The victims slowly start to turn against each other and they seem to be hanging on to life by a thread. One scene in particular stirred up some controversy when one of the men on the boat slits a dogs throat out of survival instinct. If they eat dog in Thailand, why not in Mexico? Apparently some were outraged by this scene and while it was done very realistically the blood looks more like that 70's Dawn Of The Dead blood then anything real. Either way it makes for a very memorable scene and for me personally it makes the film well worth owning. Aside from the doggy meal we are treated to a bit of cannibalism and eventually the shark attack massacre.

Cyclone was directed by Rene Cardona Jr. who's father was responsible for such delights as Night Of The Bloody Apes and various Santo & friends Lucha Libre films. Cardona Jr. would go on to do more Nature Gone Wrong films such as Beaks and Tintorera : Killer Shark which I hear plays more like a true Jaws ripoff. None the less Cardona Jr. makes a realistic and believable drama. He combines natural disaster stock footage with nicely executed staged storms.

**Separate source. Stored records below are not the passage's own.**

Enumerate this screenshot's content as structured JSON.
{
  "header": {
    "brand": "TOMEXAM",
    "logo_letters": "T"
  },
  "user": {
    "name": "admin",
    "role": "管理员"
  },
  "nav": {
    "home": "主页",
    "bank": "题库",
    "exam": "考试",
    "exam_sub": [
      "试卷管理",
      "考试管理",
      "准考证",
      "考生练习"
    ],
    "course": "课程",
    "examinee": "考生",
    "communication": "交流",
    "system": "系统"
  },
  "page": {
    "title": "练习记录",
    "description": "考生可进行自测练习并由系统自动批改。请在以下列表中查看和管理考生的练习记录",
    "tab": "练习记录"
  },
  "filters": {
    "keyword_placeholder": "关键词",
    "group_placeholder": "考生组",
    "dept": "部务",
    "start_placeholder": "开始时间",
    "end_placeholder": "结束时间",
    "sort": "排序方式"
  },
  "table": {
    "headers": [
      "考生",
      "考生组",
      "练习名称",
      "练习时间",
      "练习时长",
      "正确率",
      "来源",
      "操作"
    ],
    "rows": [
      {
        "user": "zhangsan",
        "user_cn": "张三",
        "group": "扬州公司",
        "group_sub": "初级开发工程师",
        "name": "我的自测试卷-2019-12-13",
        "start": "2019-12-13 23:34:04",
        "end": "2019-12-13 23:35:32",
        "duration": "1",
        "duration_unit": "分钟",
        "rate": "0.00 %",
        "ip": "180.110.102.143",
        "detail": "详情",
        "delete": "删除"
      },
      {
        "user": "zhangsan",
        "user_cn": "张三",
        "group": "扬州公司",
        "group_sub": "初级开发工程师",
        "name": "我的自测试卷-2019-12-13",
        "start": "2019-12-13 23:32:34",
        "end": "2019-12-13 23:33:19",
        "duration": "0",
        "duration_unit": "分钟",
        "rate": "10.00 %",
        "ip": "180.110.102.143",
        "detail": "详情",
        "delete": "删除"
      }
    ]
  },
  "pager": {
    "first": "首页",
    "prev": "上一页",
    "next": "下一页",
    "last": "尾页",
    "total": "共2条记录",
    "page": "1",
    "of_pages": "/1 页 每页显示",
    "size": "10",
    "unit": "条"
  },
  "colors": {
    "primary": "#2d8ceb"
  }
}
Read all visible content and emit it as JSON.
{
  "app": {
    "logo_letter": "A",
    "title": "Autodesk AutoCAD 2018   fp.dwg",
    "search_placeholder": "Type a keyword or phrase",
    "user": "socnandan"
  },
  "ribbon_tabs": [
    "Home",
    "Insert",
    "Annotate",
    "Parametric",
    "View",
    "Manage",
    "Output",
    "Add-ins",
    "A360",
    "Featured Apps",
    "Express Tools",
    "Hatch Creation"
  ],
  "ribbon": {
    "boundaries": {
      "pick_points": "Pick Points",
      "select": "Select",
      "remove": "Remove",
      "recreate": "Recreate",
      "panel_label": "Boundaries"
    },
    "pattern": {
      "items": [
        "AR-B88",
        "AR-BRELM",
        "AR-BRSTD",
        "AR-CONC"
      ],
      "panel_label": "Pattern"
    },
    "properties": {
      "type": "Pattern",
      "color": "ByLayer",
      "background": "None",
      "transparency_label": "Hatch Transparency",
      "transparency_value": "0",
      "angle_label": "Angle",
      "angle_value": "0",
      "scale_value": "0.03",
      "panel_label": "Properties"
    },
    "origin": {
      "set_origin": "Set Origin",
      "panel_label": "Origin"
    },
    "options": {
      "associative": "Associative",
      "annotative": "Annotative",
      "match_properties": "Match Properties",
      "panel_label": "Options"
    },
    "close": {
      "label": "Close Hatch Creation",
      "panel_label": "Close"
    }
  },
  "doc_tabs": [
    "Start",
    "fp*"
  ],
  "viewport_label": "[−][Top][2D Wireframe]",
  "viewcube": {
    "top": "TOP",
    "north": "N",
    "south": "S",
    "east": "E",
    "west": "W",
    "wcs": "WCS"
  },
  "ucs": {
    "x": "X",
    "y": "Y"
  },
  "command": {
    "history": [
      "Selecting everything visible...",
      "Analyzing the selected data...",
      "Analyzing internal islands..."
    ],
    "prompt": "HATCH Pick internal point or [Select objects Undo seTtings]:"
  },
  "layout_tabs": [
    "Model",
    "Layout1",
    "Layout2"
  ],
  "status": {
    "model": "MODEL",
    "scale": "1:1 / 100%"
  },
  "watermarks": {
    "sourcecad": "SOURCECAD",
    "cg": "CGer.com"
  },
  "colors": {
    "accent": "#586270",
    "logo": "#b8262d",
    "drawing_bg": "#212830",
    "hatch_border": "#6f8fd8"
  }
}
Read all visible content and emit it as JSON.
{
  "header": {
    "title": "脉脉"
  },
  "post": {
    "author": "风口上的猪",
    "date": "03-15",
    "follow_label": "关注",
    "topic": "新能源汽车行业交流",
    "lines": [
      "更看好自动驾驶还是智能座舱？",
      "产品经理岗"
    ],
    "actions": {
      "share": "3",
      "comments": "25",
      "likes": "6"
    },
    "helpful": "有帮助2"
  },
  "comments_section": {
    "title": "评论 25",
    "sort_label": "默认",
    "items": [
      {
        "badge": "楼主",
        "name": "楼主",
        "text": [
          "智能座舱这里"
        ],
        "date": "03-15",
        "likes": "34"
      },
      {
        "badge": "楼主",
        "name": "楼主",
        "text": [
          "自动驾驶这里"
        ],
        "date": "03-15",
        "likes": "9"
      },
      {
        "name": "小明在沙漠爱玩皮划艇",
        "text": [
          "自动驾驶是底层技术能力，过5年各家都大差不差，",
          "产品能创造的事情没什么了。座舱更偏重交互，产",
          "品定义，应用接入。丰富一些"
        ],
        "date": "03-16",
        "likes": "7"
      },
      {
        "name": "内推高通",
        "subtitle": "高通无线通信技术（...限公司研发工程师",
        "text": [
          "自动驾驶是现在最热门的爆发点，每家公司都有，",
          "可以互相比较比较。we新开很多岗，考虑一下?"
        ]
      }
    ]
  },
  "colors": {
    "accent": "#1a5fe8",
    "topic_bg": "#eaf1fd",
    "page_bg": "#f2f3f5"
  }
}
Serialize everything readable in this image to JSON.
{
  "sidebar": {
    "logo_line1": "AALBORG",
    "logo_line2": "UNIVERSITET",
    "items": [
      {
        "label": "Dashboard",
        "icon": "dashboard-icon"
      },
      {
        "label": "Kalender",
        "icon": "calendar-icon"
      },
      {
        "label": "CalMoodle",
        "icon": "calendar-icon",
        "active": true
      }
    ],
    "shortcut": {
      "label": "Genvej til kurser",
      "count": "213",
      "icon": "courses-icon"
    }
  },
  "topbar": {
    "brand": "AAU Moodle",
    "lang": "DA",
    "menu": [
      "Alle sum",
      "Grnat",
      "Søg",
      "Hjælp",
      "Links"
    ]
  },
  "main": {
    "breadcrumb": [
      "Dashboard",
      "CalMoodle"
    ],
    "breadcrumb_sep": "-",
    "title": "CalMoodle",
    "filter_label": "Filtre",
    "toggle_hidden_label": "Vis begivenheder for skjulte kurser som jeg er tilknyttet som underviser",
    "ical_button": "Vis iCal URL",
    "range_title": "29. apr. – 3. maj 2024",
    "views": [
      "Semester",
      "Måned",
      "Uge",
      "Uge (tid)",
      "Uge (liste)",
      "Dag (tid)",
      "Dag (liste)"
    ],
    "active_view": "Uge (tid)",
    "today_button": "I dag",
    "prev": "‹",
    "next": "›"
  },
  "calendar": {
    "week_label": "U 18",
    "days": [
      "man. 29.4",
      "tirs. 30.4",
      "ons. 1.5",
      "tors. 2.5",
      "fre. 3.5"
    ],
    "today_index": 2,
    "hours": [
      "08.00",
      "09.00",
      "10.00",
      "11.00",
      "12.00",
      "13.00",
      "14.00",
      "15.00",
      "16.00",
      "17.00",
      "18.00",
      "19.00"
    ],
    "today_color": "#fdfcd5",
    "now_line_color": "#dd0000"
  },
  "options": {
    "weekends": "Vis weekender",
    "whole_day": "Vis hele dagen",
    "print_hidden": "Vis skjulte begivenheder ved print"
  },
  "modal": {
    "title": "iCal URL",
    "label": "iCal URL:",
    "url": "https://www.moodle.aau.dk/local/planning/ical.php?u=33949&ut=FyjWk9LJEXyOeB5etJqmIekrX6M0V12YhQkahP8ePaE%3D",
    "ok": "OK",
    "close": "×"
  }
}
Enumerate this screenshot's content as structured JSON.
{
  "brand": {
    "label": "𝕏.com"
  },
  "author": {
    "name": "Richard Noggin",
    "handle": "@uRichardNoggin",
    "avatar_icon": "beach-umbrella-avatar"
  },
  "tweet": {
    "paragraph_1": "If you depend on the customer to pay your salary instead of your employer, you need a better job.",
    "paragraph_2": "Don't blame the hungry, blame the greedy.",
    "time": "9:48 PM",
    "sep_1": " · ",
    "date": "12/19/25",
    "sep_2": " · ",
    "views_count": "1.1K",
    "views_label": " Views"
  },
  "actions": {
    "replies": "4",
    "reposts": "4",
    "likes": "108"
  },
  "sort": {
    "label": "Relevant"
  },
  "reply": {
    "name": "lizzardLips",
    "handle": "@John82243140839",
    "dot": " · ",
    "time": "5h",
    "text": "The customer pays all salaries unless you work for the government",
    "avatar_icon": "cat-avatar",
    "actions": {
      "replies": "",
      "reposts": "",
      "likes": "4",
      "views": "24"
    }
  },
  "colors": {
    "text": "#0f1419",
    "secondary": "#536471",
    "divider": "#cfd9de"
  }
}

We see land slides, violent tidal waves, electrical storms and some really nice under water photography. Still Cyclone is not without flaw. The film tends to run a little bit to long. In its uncut form it clocks in at 118 minutes but thanks to the decent budget and the believable actors (Hugo Stiglitz) the running time is not unbearable.

Cyclone is one of the more entertaining natural disaster films. It has a hint of exploitation to it and is far superior to something like Open Water.

No comments:

Post a Comment